The answer to the question, “Do weight loss pills work?” can be a difficult one to answer. There are many different kinds of weight loss pills out there. FDA-approved supplements are safer, but still might not be safe. Various factors are put into consideration for a personalized diet plan: your health condition, body weight, and your genetics.
Weight-loss medications are generally highly controversial. Many have been taken off the market due to safety issues. Fen-Phen, a well-known weight-loss product using a combination of fenfluramine and phentermine was taken off the market due to associated cases of death, hypertension, and valve damage.
On the other hand, there are some medications available via prescription which do seem to have a positive impact on weight loss. Medicines like Orlistat are available via prescription, or over the counter in the form of “Alli” pills. This medicine helps reduce the amount of fat your body absorbs from meals, and it has a decent safety profile. However, the substance only works for some people.
Another issue with diet pills is that even when you lose weight taking the pills, there’s no guarantee you’ll keep that weight off. Maintaining a healthy weight after losing excess fat requires a more long-term strategy of healthy eating and dieting, hence the general belief that there’s no quick fix.
Are Weight Loss Pills Safe?
Though there are countless herbal remedies and supplements available on the web that you can buy without a prescription, it’s always important to talk to a doctor before you consider using diet pills.
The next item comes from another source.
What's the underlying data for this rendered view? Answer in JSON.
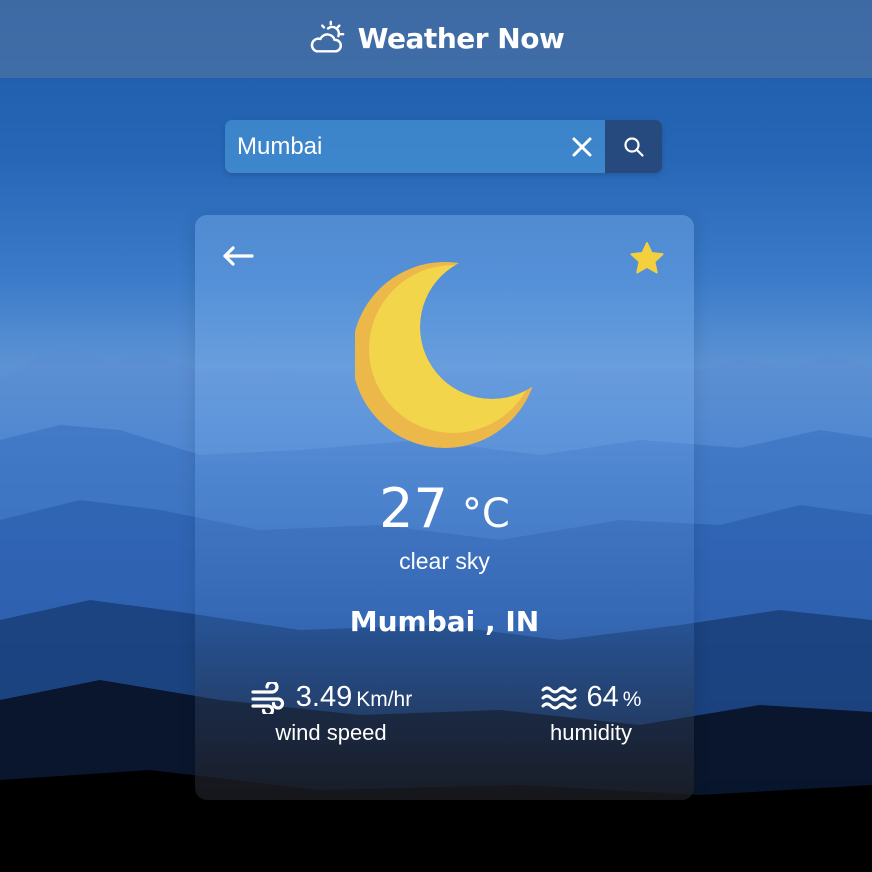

Even “herbal” options which might appear safe at first glance might not be suitable for you, depending on your medical history. Your doctor might be able to suggest an FDA-approved diet pill (if necessary) based on your situation.
Currently, for short-term use, some of the approved FDA pills include:
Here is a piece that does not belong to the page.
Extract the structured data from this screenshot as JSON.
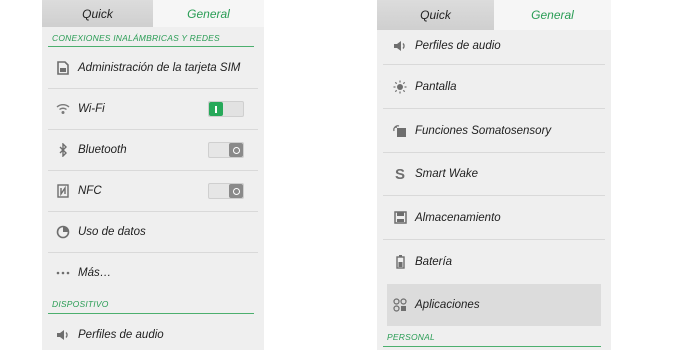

Some pills are also available for long-term weight management use, such as Orlistat, Phentermine/Topiramate, Liraglutide, and Naltrexone/Bupropion. These approved medications will have gone through extensive clinical trials before being released and approved by the FDA. However, the weight loss pills you can buy online don’t have the same level of safety to offer. Around 1 in 10 people in the UK claim to have purchased “fake medical products” online.
The Medicines and Healthcare Products Regulatory Agency also found during 2017 that 63% of people who took diet pills they bought online had unpleasant side effects.
Are Weight Loss Pills a Good Idea?
There are circumstances where weight loss pills might be recommended to help a person deal with seriously stubborn weight issues. However, most doctors will often avoid prescribing these medications whenever possible. Even the drugs that seem to have a positive impact on most people won’t work for everyone. Additionally, the level of research available into weight loss drugs simply isn’t as extensive as most practitioners would like. This lack of extensive research is one of many reasons why most medical practitioners are uncomfortable prescribing weight loss pills.
Even if your doctor did prescribe a weight loss pill, it might not have the impact you’d expect. These pills can help get you started on your weight loss journey, but they won’t instantly change your body shape overnight. Significant weight loss requires a complete and fitting strategy of diet and exercise. What’s more, you’ll need a plan for maintaining your weight loss, too.
Weight loss pills don’t take the individual bodily processes of different people into account, or the underlying reasons behind their weight gain. This means most of the time, they’re only a supplement for boosting weight loss rather than a solution for weight loss on their own. Your diet pills won’t address any of the psychological issues you might have which lead to an unhealthy relationship with food, and they won’t keep your weight off on their own.
We don’t recommend weight loss pills for a safe and sustainable method of losing weight. We’d recommend staying away from them and trying a healthier and more natural approach. For a long-lasting approach to better weight management, you’ll need a comprehensive weight management strategy built specifically for you by fitness and nutrition professionals.